Via the lens of Martin Scorsese or, more recently, the mic of Jay-Z, New York City is, for those not living anywhere near its five boroughs, a place that comes vibrantly alive in the art that’s been inspired by it. Right around this time, nine years ago, the Strokes dropped Is This It, wryly asking its titular question of their shared emergent adulthood in the city that never sleeps. Roughly one year and one devastating terrorist attack later, NYC gave up the other side of the coin; where Is This It was the sound of a group of kids riding the roller coasters of responsibility, relationships and the kind of bleary-eyed “Like a Hurricane” moments of transient love you find in crowded, hazy bars, Interpol’s Turn On the Bright Lights successfully gave sonic illustration to the kind of uncertainty, paranoia and sense of powerlessness that living one’s quarter-life meant in the ’00s.
Thus, Bright Lights’ music has endured; “Untitled” spelled out the band’s broad scope; “Obstacle 1” established the record’s ability in sounding both claustrophobic and enormous; “NYC” sourly presented Paul Banks as a promising, sardonic songwriter; “PDA” was that earworm with the “200 couches” chorus – a song that’ll surely be near the top of some publications’ decade-end lists. Though, with a lukewarm response to the following Antics, vague modern rock-recollection of an ’07 major-label hit in “The Heinrich Maneuver” and Banks’ pseudonymous solo record, Bright Lights’ impact has largely been diffused. Upon telling friends I was reviewing the band’s latest, self-titled LP, the responses tended toward, “I have that first record” or “I thought they’d split up.”
So, it’s hard for Interpol to establish whatever identity they’re presenting with Interpol. Though the band has always favored their songs to sound like they’re being played in gigantic, open spaces, their best work has derived from the angular, post-punk interplay between guitars, bass and drums. Interpol makes for a mostly bloated Interpol, the echoing synths in “All of the Ways” and the particularly cheesy synthesized-piano part in “Try it On” dressing up the band’s songs in unfortunate post-Killers could-be-anyone modern rock territory.
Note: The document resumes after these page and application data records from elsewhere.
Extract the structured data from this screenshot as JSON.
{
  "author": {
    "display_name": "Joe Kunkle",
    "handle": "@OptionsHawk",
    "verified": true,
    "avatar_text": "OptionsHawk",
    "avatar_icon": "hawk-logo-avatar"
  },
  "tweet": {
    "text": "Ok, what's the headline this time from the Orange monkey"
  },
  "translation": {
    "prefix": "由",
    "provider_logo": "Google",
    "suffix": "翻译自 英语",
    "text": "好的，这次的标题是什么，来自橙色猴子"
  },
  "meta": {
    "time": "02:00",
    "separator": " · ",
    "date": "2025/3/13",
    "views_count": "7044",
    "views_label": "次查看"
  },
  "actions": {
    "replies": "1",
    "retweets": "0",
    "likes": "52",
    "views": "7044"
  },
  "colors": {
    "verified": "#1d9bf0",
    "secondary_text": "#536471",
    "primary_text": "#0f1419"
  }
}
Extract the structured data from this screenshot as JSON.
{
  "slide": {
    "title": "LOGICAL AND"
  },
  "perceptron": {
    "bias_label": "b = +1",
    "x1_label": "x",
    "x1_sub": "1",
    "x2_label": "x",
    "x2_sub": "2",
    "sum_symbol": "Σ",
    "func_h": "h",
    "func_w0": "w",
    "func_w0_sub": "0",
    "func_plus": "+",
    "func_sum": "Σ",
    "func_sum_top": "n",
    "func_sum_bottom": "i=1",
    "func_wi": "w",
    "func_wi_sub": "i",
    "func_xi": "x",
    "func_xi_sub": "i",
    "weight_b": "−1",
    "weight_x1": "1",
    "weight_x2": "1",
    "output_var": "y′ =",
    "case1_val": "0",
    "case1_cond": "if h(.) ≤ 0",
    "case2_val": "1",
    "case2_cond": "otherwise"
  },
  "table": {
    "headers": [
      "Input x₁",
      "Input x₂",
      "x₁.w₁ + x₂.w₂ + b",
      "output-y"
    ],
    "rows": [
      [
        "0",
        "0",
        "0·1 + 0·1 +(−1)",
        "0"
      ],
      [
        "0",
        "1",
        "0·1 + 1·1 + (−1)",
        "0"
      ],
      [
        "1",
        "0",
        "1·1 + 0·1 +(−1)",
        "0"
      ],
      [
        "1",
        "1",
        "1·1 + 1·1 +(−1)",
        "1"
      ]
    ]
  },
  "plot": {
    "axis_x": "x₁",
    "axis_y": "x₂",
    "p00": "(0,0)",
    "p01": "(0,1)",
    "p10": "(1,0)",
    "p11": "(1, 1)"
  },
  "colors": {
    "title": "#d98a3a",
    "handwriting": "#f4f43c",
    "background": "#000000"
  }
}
Songs like “Memory Serves” show that Banks and company can still evoke an atmosphere of uncertainty and isolation, though the mid-tempo tune just lingers for five-plus minutes, never doing much more than that, other than serving as a dumping ground for effects pedal ideas.
The rhythm section springs back to life on “Summer Well,” though, and “Lights” has Carlos Dengler creating menacing moods with his heavily-processed bass. Lead single “Barricade” remains the best song on the record, Sam Fogarino’s drums sounding spritely, while Dengler provides the thrust, Daniel Kessler needles with sharp, bright guitar and Banks gets awkwardly melancholic. In fewer words, it’s the one song that’s most reminiscent of the first record.
Interpol just doesn’t bode well for Interpol. In 2002, Banks’ robotic vocals singing clumsy lyrics made some kind of bizarre sense; “Your hair is so pretty and red!” and “Her stories are boring and stuff,” made the most of the band’s age and the songs’ sense of dread. Here, Banks’ voice is double-tracked so as to make the traditionally-weak singer sound beefier, in effect, killing what made him interesting in the first place. Also troubling is Interpol’s post-recording departure of Dengler. Dengler, he of the shoulder-holster worn for aesthetics and early-adopter of the ironic mustache, played an important role on Turn On the Bright Lights; go back and listen – the man’s playing is unusually vicious for the kind of indie rock that bubbled up in its wake. With the man gone, the next record – if there is a next record – will be the work of a completely unrecognizable Interpol. Though, who stays good friends with the people you met in college?